And today we are gonna tell you about one of our other “cool” senior center citizens.
And just so you know, I am going to try to introduce you to at least one of these “cool” seniors each month. If you don’t know them, I’m sure you can come on down to the center and meet them for yourself.
Today, you are going to meet Betty Cannon Black.
Betty Cannon was born right here in Shawnee. Her dad was a railroad man along with most of the people in Shawnee way back when railroads were the transportation mode for people and freight. Back then, in case you didn’t know (and I certainly didn’t), Shawnee was a hub for trains with both the Sante Fe RR and the Rock Island RR meeting here. When hard times hit the railroads, Betty’s dad moved them to a small company town in California where he had found a job working for a lumbering company.
While in Scotia, California, the local all-male band needed some majorettes to accompany them on their band trips, and Betty was one of four fifth graders selected.
For one of the big parades, they attended each young lady was paid $.25 (a quarter) for their time and trouble.
Her family stayed there until she was in seventh grade when her dad got a job with a railroad in San Francisco and her family moved there. She went to junior high there and again played clarinet in the band and was also the drum majorette. Then the Japanese bombed Pearl Harbor and life in San Francisco changed. There were blackouts every night. People living in the biggest city closest to Hawaii were scared and nightly scanned the skies for planes. Life for Betty had changed.
Shortly thereafter, Betty’s dad was moving his family back to Shawnee when his longtime seniority with the Rock Island line brought him back home. Spending her last three and a half years at Shawnee High School was quite an undertaking for Betty. Technically, she was a stranger in her own home town. She played the clarinet in the Pride of Shawnee High School Marching Band and she was also the drum majorette. (The picture I posted of the majorette on the bulletin board is the young Betty Cannon Black – did you guess right?) She graduated in 1947, but before high school ended for Betty, she had one more trip to make.
The Pride of Shawnee High School Marching Band was invited to play at the Memphis Cotton Carneval Festival in Memphis, Tennessee. It was more than four days of parades every morning, band concerts in different parts of the town every day and fun meeting the band members from all over the southwest part of the country the rest of the time. The band stayed at the King Cotton Hotel for their stay in Memphis and — these are Betty’s words not mine — “It was like Mardi Gras in New Orleans only in Memphis.”
Betty married Wandell “Firpo” Black in 1955. He was from Asher and apparently Wandell didn’t like his first name and preferred the nickname he took from a boxer named – Firpo. Betty and Firpo were married for 41 years before he passed. They had one daughter, Nancy, who lives in Denver and plays the flute in the symphony orchestra and the Denver Concert Band. Betty also has two granddaughters, Nichole and Anna, and one great-granddaughter, June. Betty has a brother, Bob, here in Shawnee and a sister, Karla. She also has a stepdaughter, Cheryl, and two step grandkids, Valerie and Jim.

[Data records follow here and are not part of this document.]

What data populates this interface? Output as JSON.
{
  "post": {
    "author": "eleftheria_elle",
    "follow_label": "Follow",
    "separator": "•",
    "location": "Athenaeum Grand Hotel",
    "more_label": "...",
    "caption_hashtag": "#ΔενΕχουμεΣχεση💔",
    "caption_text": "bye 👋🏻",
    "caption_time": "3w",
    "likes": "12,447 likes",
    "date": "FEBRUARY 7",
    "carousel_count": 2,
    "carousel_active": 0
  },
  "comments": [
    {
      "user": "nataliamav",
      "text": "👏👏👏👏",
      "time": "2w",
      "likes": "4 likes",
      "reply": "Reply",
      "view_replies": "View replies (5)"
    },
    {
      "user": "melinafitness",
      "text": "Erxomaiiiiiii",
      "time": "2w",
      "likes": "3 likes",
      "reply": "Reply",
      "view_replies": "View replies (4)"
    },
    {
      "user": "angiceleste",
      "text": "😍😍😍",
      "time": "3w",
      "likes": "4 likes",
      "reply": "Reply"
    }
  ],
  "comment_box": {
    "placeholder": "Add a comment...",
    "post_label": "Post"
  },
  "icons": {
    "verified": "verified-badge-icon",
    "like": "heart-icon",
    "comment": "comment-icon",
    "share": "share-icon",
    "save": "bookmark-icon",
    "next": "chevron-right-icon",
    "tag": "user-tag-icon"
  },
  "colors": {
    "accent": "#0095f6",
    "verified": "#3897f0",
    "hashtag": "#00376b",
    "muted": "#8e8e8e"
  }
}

Betty plays cards at the center almost every day (Monday and Fridays for sure) so you can see her in the craft room with the rest of the posse any one of those afternoons. If you don’t remember that’s where they are, you can hear their laughter throughout the building so just follow the sounds. Stop in and say “hi,” meet the players and maybe even join in for a hand or two.
Remember, Kate Joyce will be joining “Mike in the Morning” on KGFF Radio (FM 100.9 or AM 1450) on Wednesday, Nov. 15, at 8:35 a.m. for their weekly senior center update. They are quite the pair early in the morning.
And remember at the Shawnee Senior Center, “age is just a number.” The website is SHAWNEESENIORS.ORG and our Facebook page is Shawnee Senior Center.
See you at the center!